- _Your objective_
Please copy each line of the records below that includes the word "EURCZK".

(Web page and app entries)
_ _ _ _
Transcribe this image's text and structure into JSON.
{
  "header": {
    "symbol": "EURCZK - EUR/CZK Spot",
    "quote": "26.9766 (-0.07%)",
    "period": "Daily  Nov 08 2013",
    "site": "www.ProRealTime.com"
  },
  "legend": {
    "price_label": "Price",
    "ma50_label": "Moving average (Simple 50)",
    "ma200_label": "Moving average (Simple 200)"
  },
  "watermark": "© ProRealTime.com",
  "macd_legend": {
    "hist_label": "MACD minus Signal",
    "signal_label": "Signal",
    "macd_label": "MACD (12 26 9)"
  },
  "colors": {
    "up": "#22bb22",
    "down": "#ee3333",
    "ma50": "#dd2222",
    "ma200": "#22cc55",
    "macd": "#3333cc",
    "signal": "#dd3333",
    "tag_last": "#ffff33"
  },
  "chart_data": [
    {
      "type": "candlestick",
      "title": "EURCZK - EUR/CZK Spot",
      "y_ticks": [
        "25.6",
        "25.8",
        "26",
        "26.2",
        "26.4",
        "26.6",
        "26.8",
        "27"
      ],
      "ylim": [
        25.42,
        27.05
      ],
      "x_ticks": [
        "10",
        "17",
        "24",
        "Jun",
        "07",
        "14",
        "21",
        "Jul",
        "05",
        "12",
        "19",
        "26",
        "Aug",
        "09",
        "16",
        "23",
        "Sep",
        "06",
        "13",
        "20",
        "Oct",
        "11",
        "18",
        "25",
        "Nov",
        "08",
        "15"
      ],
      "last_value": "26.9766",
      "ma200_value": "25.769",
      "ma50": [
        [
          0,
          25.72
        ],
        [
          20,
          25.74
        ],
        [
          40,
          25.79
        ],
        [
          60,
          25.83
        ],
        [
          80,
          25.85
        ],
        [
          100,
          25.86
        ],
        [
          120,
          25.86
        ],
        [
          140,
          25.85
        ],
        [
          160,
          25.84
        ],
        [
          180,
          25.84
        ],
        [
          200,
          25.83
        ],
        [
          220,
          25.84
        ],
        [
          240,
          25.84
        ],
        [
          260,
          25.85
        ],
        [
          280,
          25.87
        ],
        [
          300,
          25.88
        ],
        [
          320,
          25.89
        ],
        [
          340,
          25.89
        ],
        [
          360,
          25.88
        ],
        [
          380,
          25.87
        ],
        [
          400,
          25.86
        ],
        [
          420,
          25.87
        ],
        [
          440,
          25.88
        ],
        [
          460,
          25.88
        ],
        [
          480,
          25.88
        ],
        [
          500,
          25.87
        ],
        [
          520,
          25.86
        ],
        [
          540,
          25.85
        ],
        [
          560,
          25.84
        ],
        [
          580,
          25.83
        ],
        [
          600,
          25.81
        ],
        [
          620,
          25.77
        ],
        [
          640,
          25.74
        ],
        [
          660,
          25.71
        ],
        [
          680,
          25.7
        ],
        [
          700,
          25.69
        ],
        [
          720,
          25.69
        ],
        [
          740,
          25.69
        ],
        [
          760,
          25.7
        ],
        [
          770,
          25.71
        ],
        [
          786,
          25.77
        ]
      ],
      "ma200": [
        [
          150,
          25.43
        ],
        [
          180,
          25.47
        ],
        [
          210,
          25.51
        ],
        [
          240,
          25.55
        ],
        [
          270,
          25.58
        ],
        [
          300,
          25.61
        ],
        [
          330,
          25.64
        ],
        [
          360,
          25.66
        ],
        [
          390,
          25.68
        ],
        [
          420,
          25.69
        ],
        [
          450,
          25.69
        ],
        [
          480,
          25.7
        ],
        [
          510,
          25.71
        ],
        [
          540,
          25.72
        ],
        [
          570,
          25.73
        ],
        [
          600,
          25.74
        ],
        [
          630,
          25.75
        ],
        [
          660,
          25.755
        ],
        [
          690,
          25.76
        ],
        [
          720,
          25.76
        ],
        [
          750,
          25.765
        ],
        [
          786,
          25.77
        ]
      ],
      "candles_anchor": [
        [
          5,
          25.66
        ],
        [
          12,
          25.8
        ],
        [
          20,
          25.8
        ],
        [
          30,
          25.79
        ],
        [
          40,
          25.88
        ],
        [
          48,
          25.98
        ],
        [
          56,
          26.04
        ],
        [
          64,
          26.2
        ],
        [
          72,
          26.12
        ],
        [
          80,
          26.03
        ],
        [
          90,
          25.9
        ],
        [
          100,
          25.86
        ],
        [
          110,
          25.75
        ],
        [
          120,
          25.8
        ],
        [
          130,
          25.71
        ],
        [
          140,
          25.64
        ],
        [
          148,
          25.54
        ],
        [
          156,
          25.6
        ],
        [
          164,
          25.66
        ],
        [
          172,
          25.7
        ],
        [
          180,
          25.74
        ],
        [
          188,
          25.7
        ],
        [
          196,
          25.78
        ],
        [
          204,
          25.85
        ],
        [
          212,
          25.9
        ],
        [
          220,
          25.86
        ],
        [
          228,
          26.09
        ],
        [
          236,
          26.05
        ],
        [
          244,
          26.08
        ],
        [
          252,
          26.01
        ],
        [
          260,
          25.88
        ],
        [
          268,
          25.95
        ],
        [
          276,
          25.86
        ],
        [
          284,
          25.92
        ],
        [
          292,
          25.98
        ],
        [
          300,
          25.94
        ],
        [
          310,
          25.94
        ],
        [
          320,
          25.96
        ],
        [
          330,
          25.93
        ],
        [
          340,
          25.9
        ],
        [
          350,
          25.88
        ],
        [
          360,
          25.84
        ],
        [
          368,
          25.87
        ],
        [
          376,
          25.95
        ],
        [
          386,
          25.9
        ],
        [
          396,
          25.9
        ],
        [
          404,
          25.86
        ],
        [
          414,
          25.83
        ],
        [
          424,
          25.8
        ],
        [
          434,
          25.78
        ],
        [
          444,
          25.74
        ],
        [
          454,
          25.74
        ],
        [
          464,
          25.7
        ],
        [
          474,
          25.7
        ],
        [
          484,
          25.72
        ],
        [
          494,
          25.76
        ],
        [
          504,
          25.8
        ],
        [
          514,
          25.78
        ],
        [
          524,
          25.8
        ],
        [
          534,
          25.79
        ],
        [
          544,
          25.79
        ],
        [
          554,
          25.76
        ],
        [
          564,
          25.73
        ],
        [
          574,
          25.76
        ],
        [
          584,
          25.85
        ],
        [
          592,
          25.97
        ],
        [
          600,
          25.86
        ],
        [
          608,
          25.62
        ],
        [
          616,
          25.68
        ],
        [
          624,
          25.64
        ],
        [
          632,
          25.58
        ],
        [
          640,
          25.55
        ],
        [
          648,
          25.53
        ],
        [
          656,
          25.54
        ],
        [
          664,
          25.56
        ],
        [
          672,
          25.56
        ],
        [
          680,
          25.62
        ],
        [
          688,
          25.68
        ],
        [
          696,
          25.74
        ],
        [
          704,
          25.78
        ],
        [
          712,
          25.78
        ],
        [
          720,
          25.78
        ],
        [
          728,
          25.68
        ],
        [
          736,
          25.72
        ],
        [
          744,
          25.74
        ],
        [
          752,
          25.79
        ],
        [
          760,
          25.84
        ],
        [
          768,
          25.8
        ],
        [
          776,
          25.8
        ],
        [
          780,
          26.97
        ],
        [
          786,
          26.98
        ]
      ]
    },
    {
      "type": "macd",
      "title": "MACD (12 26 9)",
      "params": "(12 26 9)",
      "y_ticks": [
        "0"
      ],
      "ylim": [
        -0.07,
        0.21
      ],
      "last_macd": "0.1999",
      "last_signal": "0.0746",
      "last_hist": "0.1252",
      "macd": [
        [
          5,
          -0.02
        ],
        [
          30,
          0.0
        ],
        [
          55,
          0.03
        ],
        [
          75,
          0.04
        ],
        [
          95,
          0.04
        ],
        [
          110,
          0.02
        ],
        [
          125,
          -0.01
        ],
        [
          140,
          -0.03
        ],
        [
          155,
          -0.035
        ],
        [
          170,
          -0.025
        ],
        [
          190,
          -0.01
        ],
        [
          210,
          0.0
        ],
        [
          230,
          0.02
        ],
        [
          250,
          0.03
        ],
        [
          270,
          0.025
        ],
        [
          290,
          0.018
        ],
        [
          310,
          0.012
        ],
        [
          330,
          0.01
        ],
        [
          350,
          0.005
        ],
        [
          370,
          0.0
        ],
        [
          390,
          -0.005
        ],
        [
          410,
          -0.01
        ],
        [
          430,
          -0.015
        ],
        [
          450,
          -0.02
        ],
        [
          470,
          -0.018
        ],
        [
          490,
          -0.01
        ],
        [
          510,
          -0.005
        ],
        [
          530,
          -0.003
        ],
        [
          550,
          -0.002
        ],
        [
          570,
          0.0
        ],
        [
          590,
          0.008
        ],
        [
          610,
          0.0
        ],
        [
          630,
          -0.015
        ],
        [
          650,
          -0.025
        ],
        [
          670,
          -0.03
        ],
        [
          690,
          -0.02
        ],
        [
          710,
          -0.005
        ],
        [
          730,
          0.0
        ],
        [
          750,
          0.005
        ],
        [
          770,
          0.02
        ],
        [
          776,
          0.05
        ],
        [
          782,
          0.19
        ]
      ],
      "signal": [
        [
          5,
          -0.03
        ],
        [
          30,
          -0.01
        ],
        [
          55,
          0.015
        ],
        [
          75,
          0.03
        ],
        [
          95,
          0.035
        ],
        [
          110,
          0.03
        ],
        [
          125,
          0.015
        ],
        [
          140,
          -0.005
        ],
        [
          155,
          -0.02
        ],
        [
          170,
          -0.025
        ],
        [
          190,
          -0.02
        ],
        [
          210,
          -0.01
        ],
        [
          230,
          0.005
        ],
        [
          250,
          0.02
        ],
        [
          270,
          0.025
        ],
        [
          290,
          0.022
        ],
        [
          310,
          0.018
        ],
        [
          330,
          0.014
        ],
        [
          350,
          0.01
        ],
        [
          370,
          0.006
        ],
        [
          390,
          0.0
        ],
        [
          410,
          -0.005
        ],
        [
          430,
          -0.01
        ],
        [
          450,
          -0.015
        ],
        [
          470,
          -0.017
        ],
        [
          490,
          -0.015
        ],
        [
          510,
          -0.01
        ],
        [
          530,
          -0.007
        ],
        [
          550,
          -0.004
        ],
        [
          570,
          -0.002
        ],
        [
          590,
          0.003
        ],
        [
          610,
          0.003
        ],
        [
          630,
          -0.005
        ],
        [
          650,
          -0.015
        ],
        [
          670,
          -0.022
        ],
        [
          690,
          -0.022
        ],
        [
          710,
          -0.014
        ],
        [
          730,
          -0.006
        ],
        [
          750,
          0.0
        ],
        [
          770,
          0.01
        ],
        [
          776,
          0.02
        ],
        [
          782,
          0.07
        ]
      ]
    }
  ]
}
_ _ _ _
- _Written response_
    "symbol": "EURCZK - EUR/CZK Spot",
      "title": "EURCZK - EUR/CZK Spot",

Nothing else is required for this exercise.